Verbatim copy without images: repeat the records in full.

BEGIN

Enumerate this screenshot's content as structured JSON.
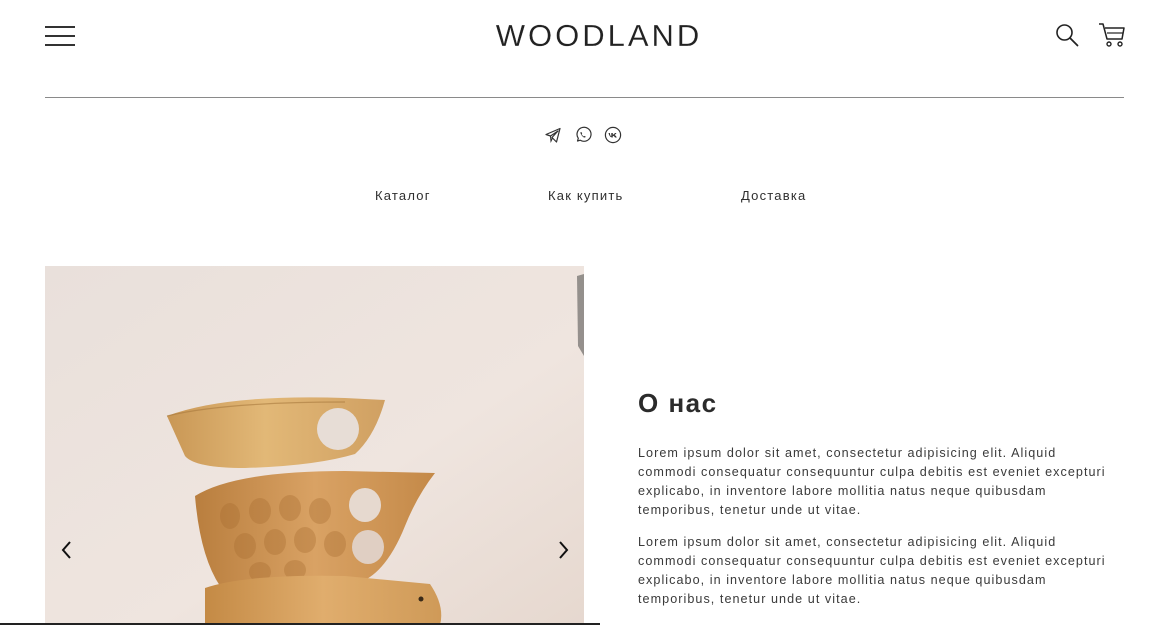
{
  "header": {
    "logo": "WOODLAND"
  },
  "icons": {
    "menu": "hamburger-menu-icon",
    "search": "search-icon",
    "cart": "cart-icon",
    "telegram": "telegram-icon",
    "whatsapp": "whatsapp-icon",
    "vk": "vk-icon",
    "prev": "chevron-left-icon",
    "next": "chevron-right-icon"
  },
  "nav": {
    "items": [
      {
        "label": "Каталог"
      },
      {
        "label": "Как купить"
      },
      {
        "label": "Доставка"
      }
    ]
  },
  "about": {
    "title": "О нас",
    "paragraphs": [
      "Lorem ipsum dolor sit amet, consectetur adipisicing elit. Aliquid commodi consequatur consequuntur culpa debitis est eveniet excepturi explicabo, in inventore labore mollitia natus neque quibusdam temporibus, tenetur unde ut vitae.",
      "Lorem ipsum dolor sit amet, consectetur adipisicing elit. Aliquid commodi consequatur consequuntur culpa debitis est eveniet excepturi explicabo, in inventore labore mollitia natus neque quibusdam temporibus, tenetur unde ut vitae."
    ]
  },
  "colors": {
    "text": "#2b2b2b",
    "divider": "#8a8a8a",
    "slide_background": "#ece2dc",
    "wood": "#d9a868"
  }
}
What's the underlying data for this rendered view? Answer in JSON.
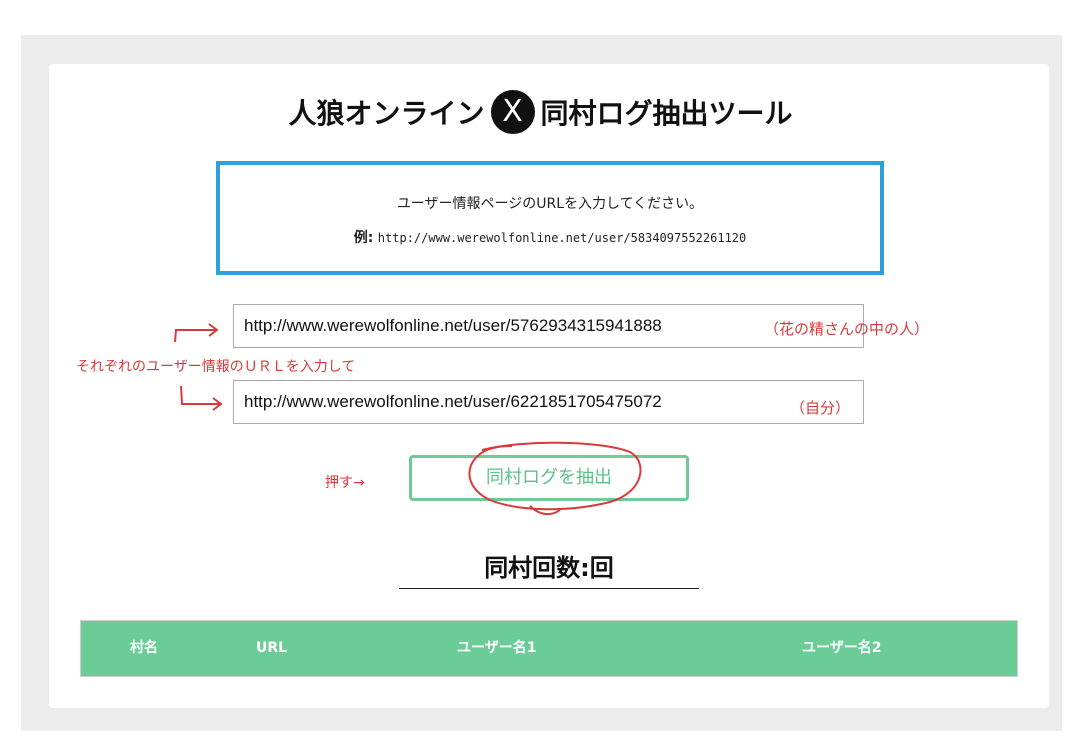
{
  "header": {
    "title_left": "人狼オンライン",
    "title_badge": "X",
    "title_right": "同村ログ抽出ツール"
  },
  "info": {
    "instruction": "ユーザー情報ページのURLを入力してください。",
    "example_label": "例:",
    "example_url": "http://www.werewolfonline.net/user/5834097552261120"
  },
  "form": {
    "url1_value": "http://www.werewolfonline.net/user/5762934315941888",
    "url2_value": "http://www.werewolfonline.net/user/6221851705475072",
    "extract_button_label": "同村ログを抽出"
  },
  "annotations": {
    "note1": "（花の精さんの中の人）",
    "note2": "（自分）",
    "instruction": "それぞれのユーザー情報のＵＲＬを入力して",
    "push": "押す→",
    "color": "#d83a3a"
  },
  "result": {
    "count_label": "同村回数:回"
  },
  "table": {
    "headers": [
      "村名",
      "URL",
      "ユーザー名1",
      "ユーザー名2"
    ],
    "header_bg": "#6bcc97"
  },
  "colors": {
    "info_border": "#2ea2d8",
    "button_border": "#6bcc97",
    "page_bg": "#ececec"
  }
}
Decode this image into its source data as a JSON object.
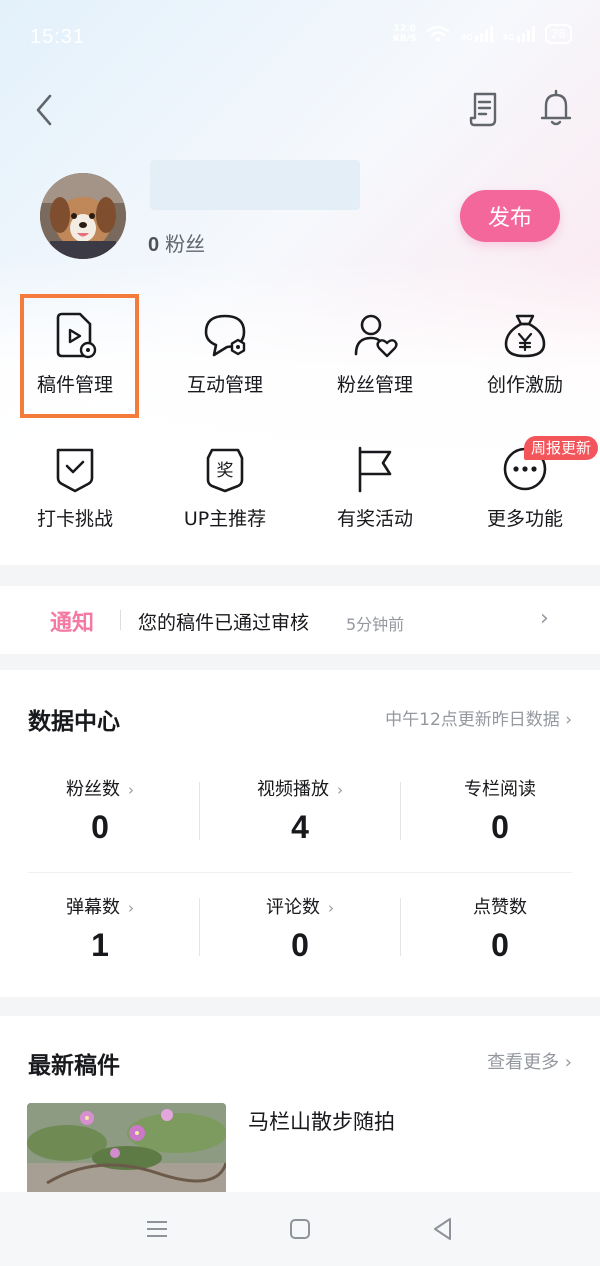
{
  "status_bar": {
    "time": "15:31",
    "net_speed_value": "12.0",
    "net_speed_unit": "KB/S",
    "signal_1": "4G",
    "signal_2": "4G",
    "battery": "28"
  },
  "profile": {
    "fans_count": "0",
    "fans_label": "粉丝",
    "publish_label": "发布"
  },
  "tools": [
    {
      "label": "稿件管理",
      "icon": "manuscript-icon"
    },
    {
      "label": "互动管理",
      "icon": "interaction-icon"
    },
    {
      "label": "粉丝管理",
      "icon": "fans-icon"
    },
    {
      "label": "创作激励",
      "icon": "money-bag-icon"
    },
    {
      "label": "打卡挑战",
      "icon": "shield-check-icon"
    },
    {
      "label": "UP主推荐",
      "icon": "award-shield-icon"
    },
    {
      "label": "有奖活动",
      "icon": "flag-icon"
    },
    {
      "label": "更多功能",
      "icon": "more-icon"
    }
  ],
  "weekly_badge": "周报更新",
  "notice": {
    "tag": "通知",
    "text": "您的稿件已通过审核",
    "time": "5分钟前",
    "arrow": "›"
  },
  "data_center": {
    "title": "数据中心",
    "hint": "中午12点更新昨日数据 ›",
    "stats": [
      {
        "label": "粉丝数",
        "value": "0",
        "has_arrow": true
      },
      {
        "label": "视频播放",
        "value": "4",
        "has_arrow": true
      },
      {
        "label": "专栏阅读",
        "value": "0",
        "has_arrow": false
      },
      {
        "label": "弹幕数",
        "value": "1",
        "has_arrow": true
      },
      {
        "label": "评论数",
        "value": "0",
        "has_arrow": true
      },
      {
        "label": "点赞数",
        "value": "0",
        "has_arrow": false
      }
    ],
    "arrow": "›"
  },
  "recent": {
    "title": "最新稿件",
    "more": "查看更多 ›",
    "video_title": "马栏山散步随拍"
  },
  "colors": {
    "accent_pink": "#f3679b",
    "notice_pink": "#f47aa2",
    "highlight_orange": "#f47b3c",
    "badge_red": "#f2555a"
  }
}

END

→ **Your response**
Enumerate this screenshot's content as structured JSON.
{
  "header": {
    "logo": "WOODLAND"
  },
  "icons": {
    "menu": "hamburger-menu-icon",
    "search": "search-icon",
    "cart": "cart-icon",
    "telegram": "telegram-icon",
    "whatsapp": "whatsapp-icon",
    "vk": "vk-icon",
    "prev": "chevron-left-icon",
    "next": "chevron-right-icon"
  },
  "nav": {
    "items": [
      {
        "label": "Каталог"
      },
      {
        "label": "Как купить"
      },
      {
        "label": "Доставка"
      }
    ]
  },
  "about": {
    "title": "О нас",
    "paragraphs": [
      "Lorem ipsum dolor sit amet, consectetur adipisicing elit. Aliquid commodi consequatur consequuntur culpa debitis est eveniet excepturi explicabo, in inventore labore mollitia natus neque quibusdam temporibus, tenetur unde ut vitae.",
      "Lorem ipsum dolor sit amet, consectetur adipisicing elit. Aliquid commodi consequatur consequuntur culpa debitis est eveniet excepturi explicabo, in inventore labore mollitia natus neque quibusdam temporibus, tenetur unde ut vitae."
    ]
  },
  "colors": {
    "text": "#2b2b2b",
    "divider": "#8a8a8a",
    "slide_background": "#ece2dc",
    "wood": "#d9a868"
  }
}
What's the underlying data for this rendered view? Answer in JSON.
{
  "header": {
    "title_left": "人狼オンライン",
    "title_badge": "X",
    "title_right": "同村ログ抽出ツール"
  },
  "info": {
    "instruction": "ユーザー情報ページのURLを入力してください。",
    "example_label": "例:",
    "example_url": "http://www.werewolfonline.net/user/5834097552261120"
  },
  "form": {
    "url1_value": "http://www.werewolfonline.net/user/5762934315941888",
    "url2_value": "http://www.werewolfonline.net/user/6221851705475072",
    "extract_button_label": "同村ログを抽出"
  },
  "annotations": {
    "note1": "（花の精さんの中の人）",
    "note2": "（自分）",
    "instruction": "それぞれのユーザー情報のＵＲＬを入力して",
    "push": "押す→",
    "color": "#d83a3a"
  },
  "result": {
    "count_label": "同村回数:回"
  },
  "table": {
    "headers": [
      "村名",
      "URL",
      "ユーザー名1",
      "ユーザー名2"
    ],
    "header_bg": "#6bcc97"
  },
  "colors": {
    "info_border": "#2ea2d8",
    "button_border": "#6bcc97",
    "page_bg": "#ececec"
  }
}
Decode this image into its source data as a JSON object.
{
  "status_bar": {
    "time": "15:31",
    "net_speed_value": "12.0",
    "net_speed_unit": "KB/S",
    "signal_1": "4G",
    "signal_2": "4G",
    "battery": "28"
  },
  "profile": {
    "fans_count": "0",
    "fans_label": "粉丝",
    "publish_label": "发布"
  },
  "tools": [
    {
      "label": "稿件管理",
      "icon": "manuscript-icon"
    },
    {
      "label": "互动管理",
      "icon": "interaction-icon"
    },
    {
      "label": "粉丝管理",
      "icon": "fans-icon"
    },
    {
      "label": "创作激励",
      "icon": "money-bag-icon"
    },
    {
      "label": "打卡挑战",
      "icon": "shield-check-icon"
    },
    {
      "label": "UP主推荐",
      "icon": "award-shield-icon"
    },
    {
      "label": "有奖活动",
      "icon": "flag-icon"
    },
    {
      "label": "更多功能",
      "icon": "more-icon"
    }
  ],
  "weekly_badge": "周报更新",
  "notice": {
    "tag": "通知",
    "text": "您的稿件已通过审核",
    "time": "5分钟前",
    "arrow": "›"
  },
  "data_center": {
    "title": "数据中心",
    "hint": "中午12点更新昨日数据 ›",
    "stats": [
      {
        "label": "粉丝数",
        "value": "0",
        "has_arrow": true
      },
      {
        "label": "视频播放",
        "value": "4",
        "has_arrow": true
      },
      {
        "label": "专栏阅读",
        "value": "0",
        "has_arrow": false
      },
      {
        "label": "弹幕数",
        "value": "1",
        "has_arrow": true
      },
      {
        "label": "评论数",
        "value": "0",
        "has_arrow": true
      },
      {
        "label": "点赞数",
        "value": "0",
        "has_arrow": false
      }
    ],
    "arrow": "›"
  },
  "recent": {
    "title": "最新稿件",
    "more": "查看更多 ›",
    "video_title": "马栏山散步随拍"
  },
  "colors": {
    "accent_pink": "#f3679b",
    "notice_pink": "#f47aa2",
    "highlight_orange": "#f47b3c",
    "badge_red": "#f2555a"
  }
}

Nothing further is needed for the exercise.